(Task goal)
What is needed is the whole of the data, set down exactly.

(Items from an interface collection)

[Start of Attachment]

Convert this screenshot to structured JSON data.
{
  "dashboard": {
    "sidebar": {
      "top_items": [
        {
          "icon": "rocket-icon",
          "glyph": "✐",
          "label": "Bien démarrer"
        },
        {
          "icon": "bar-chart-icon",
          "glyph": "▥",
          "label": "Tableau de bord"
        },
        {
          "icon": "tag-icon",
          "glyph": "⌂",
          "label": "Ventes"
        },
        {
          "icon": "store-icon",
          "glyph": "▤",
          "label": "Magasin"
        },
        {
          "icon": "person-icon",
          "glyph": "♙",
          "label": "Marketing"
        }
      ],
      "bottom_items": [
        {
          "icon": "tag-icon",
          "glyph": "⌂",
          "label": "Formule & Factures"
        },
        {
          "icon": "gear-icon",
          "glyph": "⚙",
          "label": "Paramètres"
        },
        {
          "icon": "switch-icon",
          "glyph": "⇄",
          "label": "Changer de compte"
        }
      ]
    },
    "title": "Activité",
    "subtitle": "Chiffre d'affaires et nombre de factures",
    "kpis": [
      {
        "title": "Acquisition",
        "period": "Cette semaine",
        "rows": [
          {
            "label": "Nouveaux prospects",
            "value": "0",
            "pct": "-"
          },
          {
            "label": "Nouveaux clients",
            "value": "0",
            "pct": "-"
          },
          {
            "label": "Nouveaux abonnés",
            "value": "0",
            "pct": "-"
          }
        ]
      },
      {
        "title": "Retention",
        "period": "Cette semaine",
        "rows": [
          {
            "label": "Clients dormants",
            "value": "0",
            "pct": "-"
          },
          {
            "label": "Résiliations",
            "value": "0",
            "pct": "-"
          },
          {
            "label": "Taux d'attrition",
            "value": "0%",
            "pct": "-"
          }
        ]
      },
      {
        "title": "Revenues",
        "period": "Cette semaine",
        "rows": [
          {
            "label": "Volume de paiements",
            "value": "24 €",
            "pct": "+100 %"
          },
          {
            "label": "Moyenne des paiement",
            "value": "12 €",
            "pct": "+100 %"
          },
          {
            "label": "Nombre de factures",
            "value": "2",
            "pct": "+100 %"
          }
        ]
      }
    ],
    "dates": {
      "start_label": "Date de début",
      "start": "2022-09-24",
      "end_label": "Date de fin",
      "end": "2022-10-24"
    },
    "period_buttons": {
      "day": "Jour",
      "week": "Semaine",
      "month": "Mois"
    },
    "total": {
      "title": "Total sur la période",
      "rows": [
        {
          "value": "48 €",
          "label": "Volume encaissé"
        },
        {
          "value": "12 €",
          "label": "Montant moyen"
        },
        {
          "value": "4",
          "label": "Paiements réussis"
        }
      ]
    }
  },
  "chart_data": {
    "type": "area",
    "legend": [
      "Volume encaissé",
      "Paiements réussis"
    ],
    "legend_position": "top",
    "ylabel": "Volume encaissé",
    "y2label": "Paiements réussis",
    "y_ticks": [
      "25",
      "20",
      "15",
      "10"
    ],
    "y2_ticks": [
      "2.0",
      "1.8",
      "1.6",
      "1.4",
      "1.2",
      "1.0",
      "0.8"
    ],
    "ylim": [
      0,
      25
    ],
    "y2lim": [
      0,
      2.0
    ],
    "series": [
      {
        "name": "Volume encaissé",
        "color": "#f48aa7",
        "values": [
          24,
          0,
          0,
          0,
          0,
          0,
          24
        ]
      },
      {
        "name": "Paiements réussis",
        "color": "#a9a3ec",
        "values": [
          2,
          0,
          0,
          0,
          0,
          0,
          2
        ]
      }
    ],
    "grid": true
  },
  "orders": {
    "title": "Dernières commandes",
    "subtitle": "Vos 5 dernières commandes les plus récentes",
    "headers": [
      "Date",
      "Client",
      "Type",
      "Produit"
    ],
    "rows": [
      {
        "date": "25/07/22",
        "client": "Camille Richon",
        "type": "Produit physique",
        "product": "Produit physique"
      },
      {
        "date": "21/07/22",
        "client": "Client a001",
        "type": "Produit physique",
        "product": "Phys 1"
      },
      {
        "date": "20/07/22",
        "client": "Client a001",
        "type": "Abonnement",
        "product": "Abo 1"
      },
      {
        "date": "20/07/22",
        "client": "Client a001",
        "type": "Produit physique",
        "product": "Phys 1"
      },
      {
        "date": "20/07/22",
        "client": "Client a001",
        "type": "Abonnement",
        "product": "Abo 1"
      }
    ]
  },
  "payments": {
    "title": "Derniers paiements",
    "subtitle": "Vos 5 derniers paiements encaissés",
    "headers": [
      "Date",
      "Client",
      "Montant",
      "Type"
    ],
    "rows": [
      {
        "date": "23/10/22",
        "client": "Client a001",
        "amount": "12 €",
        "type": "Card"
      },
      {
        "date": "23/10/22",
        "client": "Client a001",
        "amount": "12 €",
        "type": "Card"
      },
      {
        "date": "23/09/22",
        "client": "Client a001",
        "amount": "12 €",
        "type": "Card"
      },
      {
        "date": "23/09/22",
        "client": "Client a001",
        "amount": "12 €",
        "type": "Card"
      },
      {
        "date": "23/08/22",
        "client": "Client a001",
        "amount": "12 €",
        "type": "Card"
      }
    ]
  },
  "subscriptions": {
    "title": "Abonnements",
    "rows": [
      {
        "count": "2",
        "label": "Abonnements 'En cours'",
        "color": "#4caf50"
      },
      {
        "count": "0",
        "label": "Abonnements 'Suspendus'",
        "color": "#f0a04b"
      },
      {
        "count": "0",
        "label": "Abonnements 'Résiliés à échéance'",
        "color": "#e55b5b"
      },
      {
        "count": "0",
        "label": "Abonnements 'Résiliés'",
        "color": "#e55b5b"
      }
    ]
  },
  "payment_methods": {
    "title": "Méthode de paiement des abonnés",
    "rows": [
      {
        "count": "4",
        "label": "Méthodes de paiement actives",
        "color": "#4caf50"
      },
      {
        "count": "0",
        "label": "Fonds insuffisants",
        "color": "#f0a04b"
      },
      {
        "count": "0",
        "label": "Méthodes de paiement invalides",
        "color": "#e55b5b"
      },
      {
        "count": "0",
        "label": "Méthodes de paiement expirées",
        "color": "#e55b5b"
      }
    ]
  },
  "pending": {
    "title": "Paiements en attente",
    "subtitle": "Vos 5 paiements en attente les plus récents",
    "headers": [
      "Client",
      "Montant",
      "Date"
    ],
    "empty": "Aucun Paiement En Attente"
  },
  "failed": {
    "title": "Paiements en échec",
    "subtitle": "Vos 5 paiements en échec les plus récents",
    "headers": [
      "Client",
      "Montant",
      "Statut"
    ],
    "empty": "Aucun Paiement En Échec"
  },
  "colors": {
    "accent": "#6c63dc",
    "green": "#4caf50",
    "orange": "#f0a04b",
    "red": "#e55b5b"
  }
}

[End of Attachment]

(Answer to the problem)
Convert this screenshot to structured JSON data.
{
  "dashboard": {
    "sidebar": {
      "top_items": [
        {
          "icon": "rocket-icon",
          "glyph": "✐",
          "label": "Bien démarrer"
        },
        {
          "icon": "bar-chart-icon",
          "glyph": "▥",
          "label": "Tableau de bord"
        },
        {
          "icon": "tag-icon",
          "glyph": "⌂",
          "label": "Ventes"
        },
        {
          "icon": "store-icon",
          "glyph": "▤",
          "label": "Magasin"
        },
        {
          "icon": "person-icon",
          "glyph": "♙",
          "label": "Marketing"
        }
      ],
      "bottom_items": [
        {
          "icon": "tag-icon",
          "glyph": "⌂",
          "label": "Formule & Factures"
        },
        {
          "icon": "gear-icon",
          "glyph": "⚙",
          "label": "Paramètres"
        },
        {
          "icon": "switch-icon",
          "glyph": "⇄",
          "label": "Changer de compte"
        }
      ]
    },
    "title": "Activité",
    "subtitle": "Chiffre d'affaires et nombre de factures",
    "kpis": [
      {
        "title": "Acquisition",
        "period": "Cette semaine",
        "rows": [
          {
            "label": "Nouveaux prospects",
            "value": "0",
            "pct": "-"
          },
          {
            "label": "Nouveaux clients",
            "value": "0",
            "pct": "-"
          },
          {
            "label": "Nouveaux abonnés",
            "value": "0",
            "pct": "-"
          }
        ]
      },
      {
        "title": "Retention",
        "period": "Cette semaine",
        "rows": [
          {
            "label": "Clients dormants",
            "value": "0",
            "pct": "-"
          },
          {
            "label": "Résiliations",
            "value": "0",
            "pct": "-"
          },
          {
            "label": "Taux d'attrition",
            "value": "0%",
            "pct": "-"
          }
        ]
      },
      {
        "title": "Revenues",
        "period": "Cette semaine",
        "rows": [
          {
            "label": "Volume de paiements",
            "value": "24 €",
            "pct": "+100 %"
          },
          {
            "label": "Moyenne des paiement",
            "value": "12 €",
            "pct": "+100 %"
          },
          {
            "label": "Nombre de factures",
            "value": "2",
            "pct": "+100 %"
          }
        ]
      }
    ],
    "dates": {
      "start_label": "Date de début",
      "start": "2022-09-24",
      "end_label": "Date de fin",
      "end": "2022-10-24"
    },
    "period_buttons": {
      "day": "Jour",
      "week": "Semaine",
      "month": "Mois"
    },
    "total": {
      "title": "Total sur la période",
      "rows": [
        {
          "value": "48 €",
          "label": "Volume encaissé"
        },
        {
          "value": "12 €",
          "label": "Montant moyen"
        },
        {
          "value": "4",
          "label": "Paiements réussis"
        }
      ]
    }
  },
  "chart_data": {
    "type": "area",
    "legend": [
      "Volume encaissé",
      "Paiements réussis"
    ],
    "legend_position": "top",
    "ylabel": "Volume encaissé",
    "y2label": "Paiements réussis",
    "y_ticks": [
      "25",
      "20",
      "15",
      "10"
    ],
    "y2_ticks": [
      "2.0",
      "1.8",
      "1.6",
      "1.4",
      "1.2",
      "1.0",
      "0.8"
    ],
    "ylim": [
      0,
      25
    ],
    "y2lim": [
      0,
      2.0
    ],
    "series": [
      {
        "name": "Volume encaissé",
        "color": "#f48aa7",
        "values": [
          24,
          0,
          0,
          0,
          0,
          0,
          24
        ]
      },
      {
        "name": "Paiements réussis",
        "color": "#a9a3ec",
        "values": [
          2,
          0,
          0,
          0,
          0,
          0,
          2
        ]
      }
    ],
    "grid": true
  },
  "orders": {
    "title": "Dernières commandes",
    "subtitle": "Vos 5 dernières commandes les plus récentes",
    "headers": [
      "Date",
      "Client",
      "Type",
      "Produit"
    ],
    "rows": [
      {
        "date": "25/07/22",
        "client": "Camille Richon",
        "type": "Produit physique",
        "product": "Produit physique"
      },
      {
        "date": "21/07/22",
        "client": "Client a001",
        "type": "Produit physique",
        "product": "Phys 1"
      },
      {
        "date": "20/07/22",
        "client": "Client a001",
        "type": "Abonnement",
        "product": "Abo 1"
      },
      {
        "date": "20/07/22",
        "client": "Client a001",
        "type": "Produit physique",
        "product": "Phys 1"
      },
      {
        "date": "20/07/22",
        "client": "Client a001",
        "type": "Abonnement",
        "product": "Abo 1"
      }
    ]
  },
  "payments": {
    "title": "Derniers paiements",
    "subtitle": "Vos 5 derniers paiements encaissés",
    "headers": [
      "Date",
      "Client",
      "Montant",
      "Type"
    ],
    "rows": [
      {
        "date": "23/10/22",
        "client": "Client a001",
        "amount": "12 €",
        "type": "Card"
      },
      {
        "date": "23/10/22",
        "client": "Client a001",
        "amount": "12 €",
        "type": "Card"
      },
      {
        "date": "23/09/22",
        "client": "Client a001",
        "amount": "12 €",
        "type": "Card"
      },
      {
        "date": "23/09/22",
        "client": "Client a001",
        "amount": "12 €",
        "type": "Card"
      },
      {
        "date": "23/08/22",
        "client": "Client a001",
        "amount": "12 €",
        "type": "Card"
      }
    ]
  },
  "subscriptions": {
    "title": "Abonnements",
    "rows": [
      {
        "count": "2",
        "label": "Abonnements 'En cours'",
        "color": "#4caf50"
      },
      {
        "count": "0",
        "label": "Abonnements 'Suspendus'",
        "color": "#f0a04b"
      },
      {
        "count": "0",
        "label": "Abonnements 'Résiliés à échéance'",
        "color": "#e55b5b"
      },
      {
        "count": "0",
        "label": "Abonnements 'Résiliés'",
        "color": "#e55b5b"
      }
    ]
  },
  "payment_methods": {
    "title": "Méthode de paiement des abonnés",
    "rows": [
      {
        "count": "4",
        "label": "Méthodes de paiement actives",
        "color": "#4caf50"
      },
      {
        "count": "0",
        "label": "Fonds insuffisants",
        "color": "#f0a04b"
      },
      {
        "count": "0",
        "label": "Méthodes de paiement invalides",
        "color": "#e55b5b"
      },
      {
        "count": "0",
        "label": "Méthodes de paiement expirées",
        "color": "#e55b5b"
      }
    ]
  },
  "pending": {
    "title": "Paiements en attente",
    "subtitle": "Vos 5 paiements en attente les plus récents",
    "headers": [
      "Client",
      "Montant",
      "Date"
    ],
    "empty": "Aucun Paiement En Attente"
  },
  "failed": {
    "title": "Paiements en échec",
    "subtitle": "Vos 5 paiements en échec les plus récents",
    "headers": [
      "Client",
      "Montant",
      "Statut"
    ],
    "empty": "Aucun Paiement En Échec"
  },
  "colors": {
    "accent": "#6c63dc",
    "green": "#4caf50",
    "orange": "#f0a04b",
    "red": "#e55b5b"
  }
}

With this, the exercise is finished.